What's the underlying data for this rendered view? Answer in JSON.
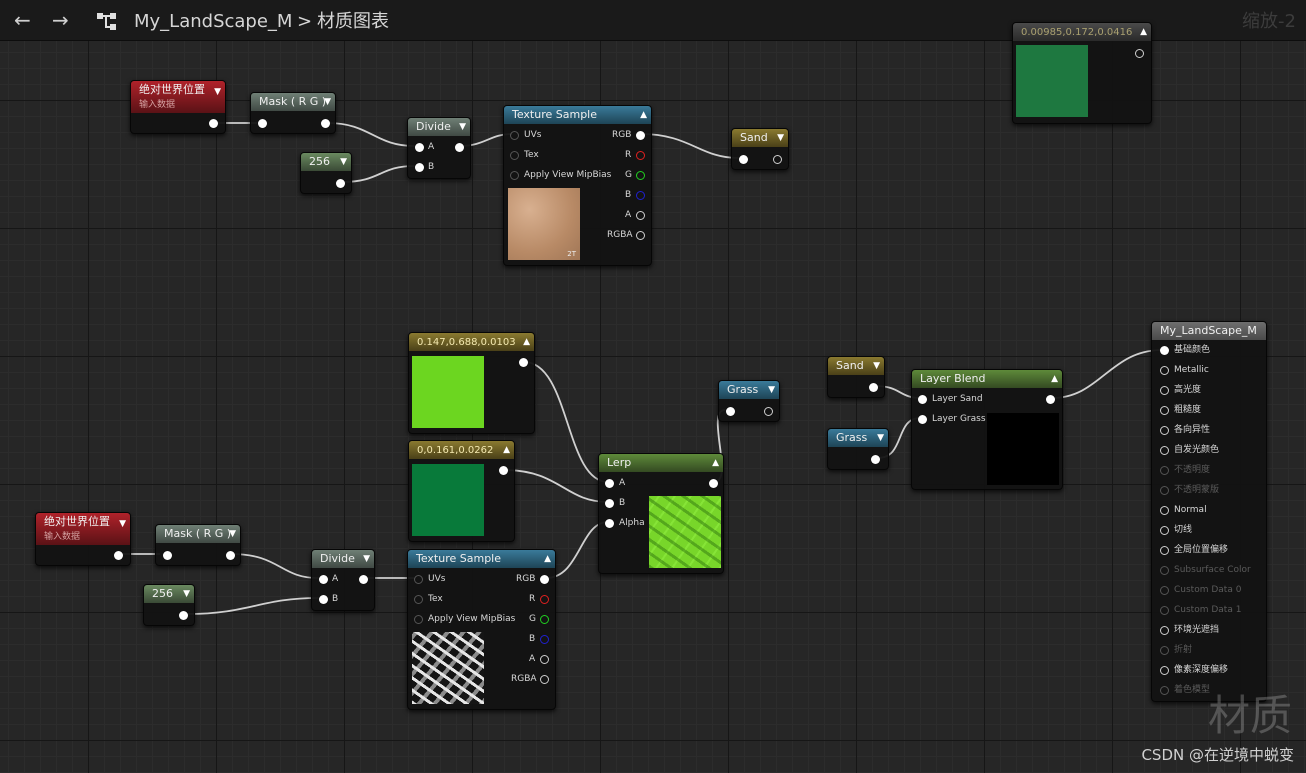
{
  "toolbar": {
    "back_icon": "←",
    "forward_icon": "→",
    "graph_icon": "graph-icon",
    "asset_name": "My_LandScape_M",
    "separator": ">",
    "section": "材质图表",
    "zoom": "缩放-2"
  },
  "nodes": {
    "abs_pos_1": {
      "title": "绝对世界位置",
      "subtitle": "输入数据"
    },
    "mask_1": {
      "title": "Mask ( R G )"
    },
    "const_256_1": {
      "title": "256"
    },
    "divide_1": {
      "title": "Divide",
      "pin_a": "A",
      "pin_b": "B"
    },
    "tex_sample_1": {
      "title": "Texture Sample",
      "in_uvs": "UVs",
      "in_tex": "Tex",
      "in_mip": "Apply View MipBias",
      "out_rgb": "RGB",
      "out_r": "R",
      "out_g": "G",
      "out_b": "B",
      "out_a": "A",
      "out_rgba": "RGBA",
      "thumb_badge": "2T"
    },
    "sand_output": {
      "title": "Sand"
    },
    "const_color_top": {
      "title": "0.00985,0.172,0.0416",
      "color": "#1e7840"
    },
    "color_lime": {
      "title": "0.147,0.688,0.0103",
      "color": "#6cd620"
    },
    "color_green": {
      "title": "0,0.161,0.0262",
      "color": "#087a3a"
    },
    "grass_node": {
      "title": "Grass"
    },
    "lerp": {
      "title": "Lerp",
      "pin_a": "A",
      "pin_b": "B",
      "pin_alpha": "Alpha"
    },
    "abs_pos_2": {
      "title": "绝对世界位置",
      "subtitle": "输入数据"
    },
    "mask_2": {
      "title": "Mask ( R G )"
    },
    "const_256_2": {
      "title": "256"
    },
    "divide_2": {
      "title": "Divide",
      "pin_a": "A",
      "pin_b": "B"
    },
    "tex_sample_2": {
      "title": "Texture Sample",
      "in_uvs": "UVs",
      "in_tex": "Tex",
      "in_mip": "Apply View MipBias",
      "out_rgb": "RGB",
      "out_r": "R",
      "out_g": "G",
      "out_b": "B",
      "out_a": "A",
      "out_rgba": "RGBA"
    },
    "sand_input": {
      "title": "Sand"
    },
    "grass_input": {
      "title": "Grass"
    },
    "layer_blend": {
      "title": "Layer Blend",
      "pin_sand": "Layer Sand",
      "pin_grass": "Layer Grass"
    },
    "material_result": {
      "title": "My_LandScape_M",
      "pins": [
        {
          "label": "基础颜色",
          "active": true,
          "connected": true
        },
        {
          "label": "Metallic",
          "active": true,
          "connected": false
        },
        {
          "label": "高光度",
          "active": true,
          "connected": false
        },
        {
          "label": "粗糙度",
          "active": true,
          "connected": false
        },
        {
          "label": "各向异性",
          "active": true,
          "connected": false
        },
        {
          "label": "自发光颜色",
          "active": true,
          "connected": false
        },
        {
          "label": "不透明度",
          "active": false,
          "connected": false
        },
        {
          "label": "不透明蒙版",
          "active": false,
          "connected": false
        },
        {
          "label": "Normal",
          "active": true,
          "connected": false
        },
        {
          "label": "切线",
          "active": true,
          "connected": false
        },
        {
          "label": "全局位置偏移",
          "active": true,
          "connected": false
        },
        {
          "label": "Subsurface Color",
          "active": false,
          "connected": false
        },
        {
          "label": "Custom Data 0",
          "active": false,
          "connected": false
        },
        {
          "label": "Custom Data 1",
          "active": false,
          "connected": false
        },
        {
          "label": "环境光遮挡",
          "active": true,
          "connected": false
        },
        {
          "label": "折射",
          "active": false,
          "connected": false
        },
        {
          "label": "像素深度偏移",
          "active": true,
          "connected": false
        },
        {
          "label": "着色模型",
          "active": false,
          "connected": false
        }
      ]
    }
  },
  "watermark": {
    "big": "材质",
    "small": "CSDN @在逆境中蜕变"
  }
}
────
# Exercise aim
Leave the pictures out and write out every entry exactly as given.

# Solution for this problem
What's the underlying data for this rendered view? Answer in JSON.
{
  "toolbar": {
    "back_icon": "←",
    "forward_icon": "→",
    "graph_icon": "graph-icon",
    "asset_name": "My_LandScape_M",
    "separator": ">",
    "section": "材质图表",
    "zoom": "缩放-2"
  },
  "nodes": {
    "abs_pos_1": {
      "title": "绝对世界位置",
      "subtitle": "输入数据"
    },
    "mask_1": {
      "title": "Mask ( R G )"
    },
    "const_256_1": {
      "title": "256"
    },
    "divide_1": {
      "title": "Divide",
      "pin_a": "A",
      "pin_b": "B"
    },
    "tex_sample_1": {
      "title": "Texture Sample",
      "in_uvs": "UVs",
      "in_tex": "Tex",
      "in_mip": "Apply View MipBias",
      "out_rgb": "RGB",
      "out_r": "R",
      "out_g": "G",
      "out_b": "B",
      "out_a": "A",
      "out_rgba": "RGBA",
      "thumb_badge": "2T"
    },
    "sand_output": {
      "title": "Sand"
    },
    "const_color_top": {
      "title": "0.00985,0.172,0.0416",
      "color": "#1e7840"
    },
    "color_lime": {
      "title": "0.147,0.688,0.0103",
      "color": "#6cd620"
    },
    "color_green": {
      "title": "0,0.161,0.0262",
      "color": "#087a3a"
    },
    "grass_node": {
      "title": "Grass"
    },
    "lerp": {
      "title": "Lerp",
      "pin_a": "A",
      "pin_b": "B",
      "pin_alpha": "Alpha"
    },
    "abs_pos_2": {
      "title": "绝对世界位置",
      "subtitle": "输入数据"
    },
    "mask_2": {
      "title": "Mask ( R G )"
    },
    "const_256_2": {
      "title": "256"
    },
    "divide_2": {
      "title": "Divide",
      "pin_a": "A",
      "pin_b": "B"
    },
    "tex_sample_2": {
      "title": "Texture Sample",
      "in_uvs": "UVs",
      "in_tex": "Tex",
      "in_mip": "Apply View MipBias",
      "out_rgb": "RGB",
      "out_r": "R",
      "out_g": "G",
      "out_b": "B",
      "out_a": "A",
      "out_rgba": "RGBA"
    },
    "sand_input": {
      "title": "Sand"
    },
    "grass_input": {
      "title": "Grass"
    },
    "layer_blend": {
      "title": "Layer Blend",
      "pin_sand": "Layer Sand",
      "pin_grass": "Layer Grass"
    },
    "material_result": {
      "title": "My_LandScape_M",
      "pins": [
        {
          "label": "基础颜色",
          "active": true,
          "connected": true
        },
        {
          "label": "Metallic",
          "active": true,
          "connected": false
        },
        {
          "label": "高光度",
          "active": true,
          "connected": false
        },
        {
          "label": "粗糙度",
          "active": true,
          "connected": false
        },
        {
          "label": "各向异性",
          "active": true,
          "connected": false
        },
        {
          "label": "自发光颜色",
          "active": true,
          "connected": false
        },
        {
          "label": "不透明度",
          "active": false,
          "connected": false
        },
        {
          "label": "不透明蒙版",
          "active": false,
          "connected": false
        },
        {
          "label": "Normal",
          "active": true,
          "connected": false
        },
        {
          "label": "切线",
          "active": true,
          "connected": false
        },
        {
          "label": "全局位置偏移",
          "active": true,
          "connected": false
        },
        {
          "label": "Subsurface Color",
          "active": false,
          "connected": false
        },
        {
          "label": "Custom Data 0",
          "active": false,
          "connected": false
        },
        {
          "label": "Custom Data 1",
          "active": false,
          "connected": false
        },
        {
          "label": "环境光遮挡",
          "active": true,
          "connected": false
        },
        {
          "label": "折射",
          "active": false,
          "connected": false
        },
        {
          "label": "像素深度偏移",
          "active": true,
          "connected": false
        },
        {
          "label": "着色模型",
          "active": false,
          "connected": false
        }
      ]
    }
  },
  "watermark": {
    "big": "材质",
    "small": "CSDN @在逆境中蜕变"
  }
}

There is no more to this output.